[Dataset rows describing interfaces]
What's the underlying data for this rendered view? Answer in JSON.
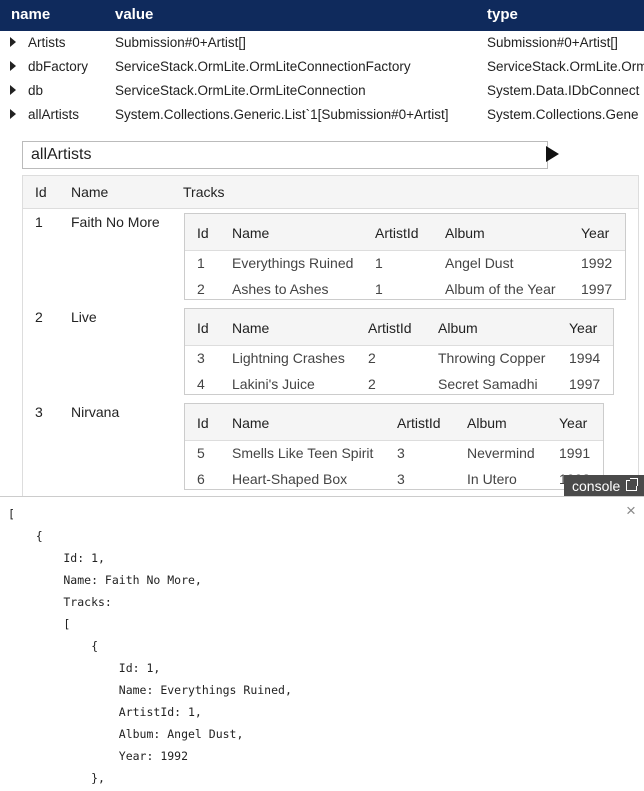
{
  "variables": {
    "headers": {
      "name": "name",
      "value": "value",
      "type": "type"
    },
    "rows": [
      {
        "name": "Artists",
        "value": "Submission#0+Artist[]",
        "type": "Submission#0+Artist[]"
      },
      {
        "name": "dbFactory",
        "value": "ServiceStack.OrmLite.OrmLiteConnectionFactory",
        "type": "ServiceStack.OrmLite.Orm"
      },
      {
        "name": "db",
        "value": "ServiceStack.OrmLite.OrmLiteConnection",
        "type": "System.Data.IDbConnect"
      },
      {
        "name": "allArtists",
        "value": "System.Collections.Generic.List`1[Submission#0+Artist]",
        "type": "System.Collections.Gene"
      }
    ]
  },
  "expression": {
    "value": "allArtists"
  },
  "results": {
    "headers": [
      "Id",
      "Name",
      "Tracks"
    ],
    "artists": [
      {
        "id": "1",
        "name": "Faith No More",
        "track_headers": [
          "Id",
          "Name",
          "ArtistId",
          "Album",
          "Year"
        ],
        "tracks": [
          [
            "1",
            "Everythings Ruined",
            "1",
            "Angel Dust",
            "1992"
          ],
          [
            "2",
            "Ashes to Ashes",
            "1",
            "Album of the Year",
            "1997"
          ]
        ]
      },
      {
        "id": "2",
        "name": "Live",
        "track_headers": [
          "Id",
          "Name",
          "ArtistId",
          "Album",
          "Year"
        ],
        "tracks": [
          [
            "3",
            "Lightning Crashes",
            "2",
            "Throwing Copper",
            "1994"
          ],
          [
            "4",
            "Lakini's Juice",
            "2",
            "Secret Samadhi",
            "1997"
          ]
        ]
      },
      {
        "id": "3",
        "name": "Nirvana",
        "track_headers": [
          "Id",
          "Name",
          "ArtistId",
          "Album",
          "Year"
        ],
        "tracks": [
          [
            "5",
            "Smells Like Teen Spirit",
            "3",
            "Nevermind",
            "1991"
          ],
          [
            "6",
            "Heart-Shaped Box",
            "3",
            "In Utero",
            "1993"
          ]
        ]
      }
    ]
  },
  "console_button": {
    "label": "console",
    "icon": "external-link-icon"
  },
  "console": {
    "close_label": "×",
    "lines": [
      "[",
      "    {",
      "        Id: 1,",
      "        Name: Faith No More,",
      "        Tracks:",
      "        [",
      "            {",
      "                Id: 1,",
      "                Name: Everythings Ruined,",
      "                ArtistId: 1,",
      "                Album: Angel Dust,",
      "                Year: 1992",
      "            },"
    ]
  }
}
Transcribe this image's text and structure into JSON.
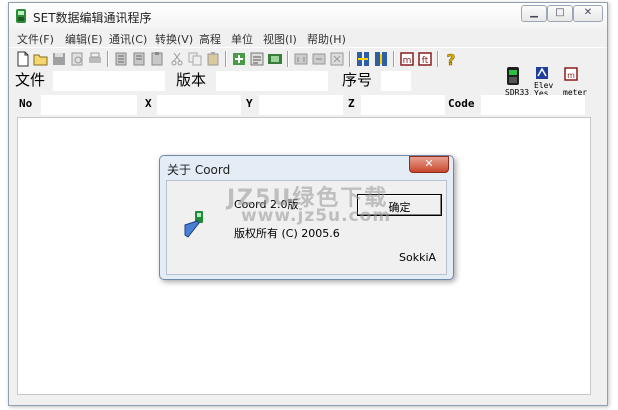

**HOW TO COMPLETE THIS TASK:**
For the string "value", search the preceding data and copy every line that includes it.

**YOUR RESPONSE:**
      "value": "value",
        "value": "Submission#0+Artist[]",
        "value": "ServiceStack.OrmLite.OrmLiteConnectionFactory",
        "value": "ServiceStack.OrmLite.OrmLiteConnection",
        "value": "System.Collections.Generic.List`1[Submission#0+Artist]",
    "value": "allArtists"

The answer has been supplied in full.